_DATA SECTION_
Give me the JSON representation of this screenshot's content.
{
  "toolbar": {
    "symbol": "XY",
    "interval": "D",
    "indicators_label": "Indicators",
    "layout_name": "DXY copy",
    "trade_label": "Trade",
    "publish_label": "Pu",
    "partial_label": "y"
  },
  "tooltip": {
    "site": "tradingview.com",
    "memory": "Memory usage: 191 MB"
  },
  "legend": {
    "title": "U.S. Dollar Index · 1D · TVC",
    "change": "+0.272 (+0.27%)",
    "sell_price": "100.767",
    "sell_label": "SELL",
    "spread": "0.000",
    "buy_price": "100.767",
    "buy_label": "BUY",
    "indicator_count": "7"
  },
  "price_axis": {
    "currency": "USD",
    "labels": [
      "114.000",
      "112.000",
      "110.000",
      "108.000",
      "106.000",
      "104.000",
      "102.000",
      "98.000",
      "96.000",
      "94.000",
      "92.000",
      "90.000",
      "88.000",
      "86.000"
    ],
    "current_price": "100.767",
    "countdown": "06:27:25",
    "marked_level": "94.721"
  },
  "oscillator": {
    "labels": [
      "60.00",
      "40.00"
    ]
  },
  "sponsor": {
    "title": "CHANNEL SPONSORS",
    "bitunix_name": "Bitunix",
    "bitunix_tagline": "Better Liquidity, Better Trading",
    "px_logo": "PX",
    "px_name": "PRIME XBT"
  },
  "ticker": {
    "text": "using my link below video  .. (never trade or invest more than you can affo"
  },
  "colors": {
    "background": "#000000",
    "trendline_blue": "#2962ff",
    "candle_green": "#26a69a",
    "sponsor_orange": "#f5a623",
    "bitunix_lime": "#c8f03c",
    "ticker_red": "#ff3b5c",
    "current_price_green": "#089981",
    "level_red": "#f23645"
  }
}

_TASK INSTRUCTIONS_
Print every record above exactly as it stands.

_RESPONSE TO THE EXERCISE_
Give me the JSON representation of this screenshot's content.
{
  "toolbar": {
    "symbol": "XY",
    "interval": "D",
    "indicators_label": "Indicators",
    "layout_name": "DXY copy",
    "trade_label": "Trade",
    "publish_label": "Pu",
    "partial_label": "y"
  },
  "tooltip": {
    "site": "tradingview.com",
    "memory": "Memory usage: 191 MB"
  },
  "legend": {
    "title": "U.S. Dollar Index · 1D · TVC",
    "change": "+0.272 (+0.27%)",
    "sell_price": "100.767",
    "sell_label": "SELL",
    "spread": "0.000",
    "buy_price": "100.767",
    "buy_label": "BUY",
    "indicator_count": "7"
  },
  "price_axis": {
    "currency": "USD",
    "labels": [
      "114.000",
      "112.000",
      "110.000",
      "108.000",
      "106.000",
      "104.000",
      "102.000",
      "98.000",
      "96.000",
      "94.000",
      "92.000",
      "90.000",
      "88.000",
      "86.000"
    ],
    "current_price": "100.767",
    "countdown": "06:27:25",
    "marked_level": "94.721"
  },
  "oscillator": {
    "labels": [
      "60.00",
      "40.00"
    ]
  },
  "sponsor": {
    "title": "CHANNEL SPONSORS",
    "bitunix_name": "Bitunix",
    "bitunix_tagline": "Better Liquidity, Better Trading",
    "px_logo": "PX",
    "px_name": "PRIME XBT"
  },
  "ticker": {
    "text": "using my link below video  .. (never trade or invest more than you can affo"
  },
  "colors": {
    "background": "#000000",
    "trendline_blue": "#2962ff",
    "candle_green": "#26a69a",
    "sponsor_orange": "#f5a623",
    "bitunix_lime": "#c8f03c",
    "ticker_red": "#ff3b5c",
    "current_price_green": "#089981",
    "level_red": "#f23645"
  }
}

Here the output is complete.